At the time of writing this blog post the only app which I am aware can read the indicated airspeed is xcsoar, and only when using the BlueFly in outputMode=2 (LX mode) and xcsoar configured to use the LXNAV driver. Key points:
  • You first configure the BlueFly to outputMode=2 and usePitot = true using the BFVDesktop app or by using direct serial commands. See the hardware settings manual for information about how to adjust the settings.
  • In xcsoar, set the driver to LXNAV and connect to the appropriate port (Bluetooth or over IP as appropriate for your model of BlueFly). 
  • In xcsoar, you should now see the Airspeed IAS info box provide the indicated airspeed reading. Note that this is different from the true airspeed. At low speeds (less than about 10km/hr) it will jump around quite a bit. At our paragliding and hanggliding airspeeds it should be accurate to about 1km/hr or less. 
  • Note that you can send the command $BUP 1* (this is the same as usePitot=true) to trigger a zero calibration of the differential airspeed sensor. A zero calibration will always be triggered on startup, and should be re-triggered only when the actual airspeed of the pitot is zero. 

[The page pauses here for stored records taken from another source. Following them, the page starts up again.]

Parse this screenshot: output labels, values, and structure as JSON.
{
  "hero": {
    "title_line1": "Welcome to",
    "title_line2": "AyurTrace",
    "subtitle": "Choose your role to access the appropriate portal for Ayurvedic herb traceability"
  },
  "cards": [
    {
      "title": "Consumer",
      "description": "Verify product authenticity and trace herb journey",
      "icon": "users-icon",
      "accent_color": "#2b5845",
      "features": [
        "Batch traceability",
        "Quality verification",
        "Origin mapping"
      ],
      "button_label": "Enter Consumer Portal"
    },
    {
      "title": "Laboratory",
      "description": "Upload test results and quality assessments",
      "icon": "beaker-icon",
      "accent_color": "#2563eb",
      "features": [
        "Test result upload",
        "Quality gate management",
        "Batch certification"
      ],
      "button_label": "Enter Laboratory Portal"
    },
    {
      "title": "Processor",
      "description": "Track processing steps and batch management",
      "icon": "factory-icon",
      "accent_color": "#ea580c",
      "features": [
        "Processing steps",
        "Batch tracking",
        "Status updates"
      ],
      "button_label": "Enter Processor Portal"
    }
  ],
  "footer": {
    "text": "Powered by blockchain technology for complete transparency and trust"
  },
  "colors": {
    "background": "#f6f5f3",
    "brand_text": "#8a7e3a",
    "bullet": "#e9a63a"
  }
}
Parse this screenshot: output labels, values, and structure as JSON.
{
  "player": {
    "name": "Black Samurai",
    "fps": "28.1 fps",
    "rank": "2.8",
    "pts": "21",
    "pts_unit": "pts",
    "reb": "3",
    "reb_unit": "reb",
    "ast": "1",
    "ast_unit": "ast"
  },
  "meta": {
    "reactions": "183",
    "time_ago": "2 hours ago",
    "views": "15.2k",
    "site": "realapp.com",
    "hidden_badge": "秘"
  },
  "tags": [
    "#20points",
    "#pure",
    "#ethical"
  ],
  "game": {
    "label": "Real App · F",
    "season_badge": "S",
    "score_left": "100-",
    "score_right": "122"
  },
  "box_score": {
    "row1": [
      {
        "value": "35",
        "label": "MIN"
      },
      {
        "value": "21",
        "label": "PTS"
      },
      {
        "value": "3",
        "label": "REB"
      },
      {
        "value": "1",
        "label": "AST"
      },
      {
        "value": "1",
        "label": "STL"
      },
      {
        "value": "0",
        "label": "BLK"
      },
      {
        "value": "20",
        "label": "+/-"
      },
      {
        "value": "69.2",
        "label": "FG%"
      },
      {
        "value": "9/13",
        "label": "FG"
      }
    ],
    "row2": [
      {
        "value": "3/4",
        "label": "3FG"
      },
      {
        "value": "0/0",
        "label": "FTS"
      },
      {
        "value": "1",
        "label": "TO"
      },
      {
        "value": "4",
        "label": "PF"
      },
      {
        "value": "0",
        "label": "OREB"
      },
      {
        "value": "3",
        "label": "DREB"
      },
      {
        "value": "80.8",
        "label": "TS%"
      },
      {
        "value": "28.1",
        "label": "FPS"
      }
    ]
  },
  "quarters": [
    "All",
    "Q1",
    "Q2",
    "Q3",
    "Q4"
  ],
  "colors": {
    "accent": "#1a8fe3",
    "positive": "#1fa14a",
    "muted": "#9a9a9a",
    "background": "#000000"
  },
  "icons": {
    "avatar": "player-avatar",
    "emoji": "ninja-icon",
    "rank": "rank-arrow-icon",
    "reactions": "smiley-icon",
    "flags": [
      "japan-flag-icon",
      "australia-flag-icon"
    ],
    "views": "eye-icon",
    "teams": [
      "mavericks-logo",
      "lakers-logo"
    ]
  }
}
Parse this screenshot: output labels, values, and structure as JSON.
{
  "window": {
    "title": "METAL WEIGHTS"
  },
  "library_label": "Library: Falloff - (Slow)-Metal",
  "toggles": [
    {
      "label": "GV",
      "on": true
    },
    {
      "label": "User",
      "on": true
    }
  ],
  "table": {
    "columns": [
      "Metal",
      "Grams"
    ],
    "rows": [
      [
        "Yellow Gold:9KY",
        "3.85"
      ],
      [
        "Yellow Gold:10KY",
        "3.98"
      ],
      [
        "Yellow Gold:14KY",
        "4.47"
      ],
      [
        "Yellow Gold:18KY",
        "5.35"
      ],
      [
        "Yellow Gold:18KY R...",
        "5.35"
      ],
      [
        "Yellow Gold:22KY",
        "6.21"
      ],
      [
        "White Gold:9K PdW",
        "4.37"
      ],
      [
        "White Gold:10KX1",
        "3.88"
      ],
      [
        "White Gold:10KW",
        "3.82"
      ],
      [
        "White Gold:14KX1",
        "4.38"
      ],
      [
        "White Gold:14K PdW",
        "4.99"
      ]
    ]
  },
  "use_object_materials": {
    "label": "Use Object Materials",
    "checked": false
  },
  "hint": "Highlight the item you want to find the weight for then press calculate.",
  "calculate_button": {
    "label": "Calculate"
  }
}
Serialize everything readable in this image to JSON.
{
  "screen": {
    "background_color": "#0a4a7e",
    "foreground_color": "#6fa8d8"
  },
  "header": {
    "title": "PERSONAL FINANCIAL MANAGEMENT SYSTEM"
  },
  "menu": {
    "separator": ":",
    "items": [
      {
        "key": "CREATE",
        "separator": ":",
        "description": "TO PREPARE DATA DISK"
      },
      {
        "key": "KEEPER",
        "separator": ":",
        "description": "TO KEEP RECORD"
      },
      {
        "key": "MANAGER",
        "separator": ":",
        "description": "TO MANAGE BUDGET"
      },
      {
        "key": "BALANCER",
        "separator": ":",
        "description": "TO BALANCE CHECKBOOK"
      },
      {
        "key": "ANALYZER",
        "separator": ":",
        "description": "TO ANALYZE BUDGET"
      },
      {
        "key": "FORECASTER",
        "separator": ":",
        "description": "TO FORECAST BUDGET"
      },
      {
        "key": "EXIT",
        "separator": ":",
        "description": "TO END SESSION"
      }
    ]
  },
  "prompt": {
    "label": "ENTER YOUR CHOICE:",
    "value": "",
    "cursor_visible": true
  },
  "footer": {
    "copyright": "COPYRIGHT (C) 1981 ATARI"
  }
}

If you really want to tinker and develop a custom app which uses the full features of the airpeed sensor then you will probably want to read the sentence from outputMode=6 ($BFX,pressure(Pa),vario(cm/s), MS5611temp(deg C in 2 decimal places), battery(%),pitotDiffPressure(pa), volts(V), pitotTemp(deg C in 1 decimal place)*checksum\r\n ) This provides the MS5611 pressure and temp, and the MS4525DO pitot differential pressure and temp. With some smart coding you should be able to calculate the true airspeed, and even develop a total energy calculation.

On the hardware side, you might want to add a push button for zero calibration. The firmware polls RB10. An internal pull up keeps it high, but if you use a push button to ground then zero calibration will be triggered. 


As always, there is more to do; manual updates, testing, more software, better physical layout for mounting in a paraglider or hangglider, etc.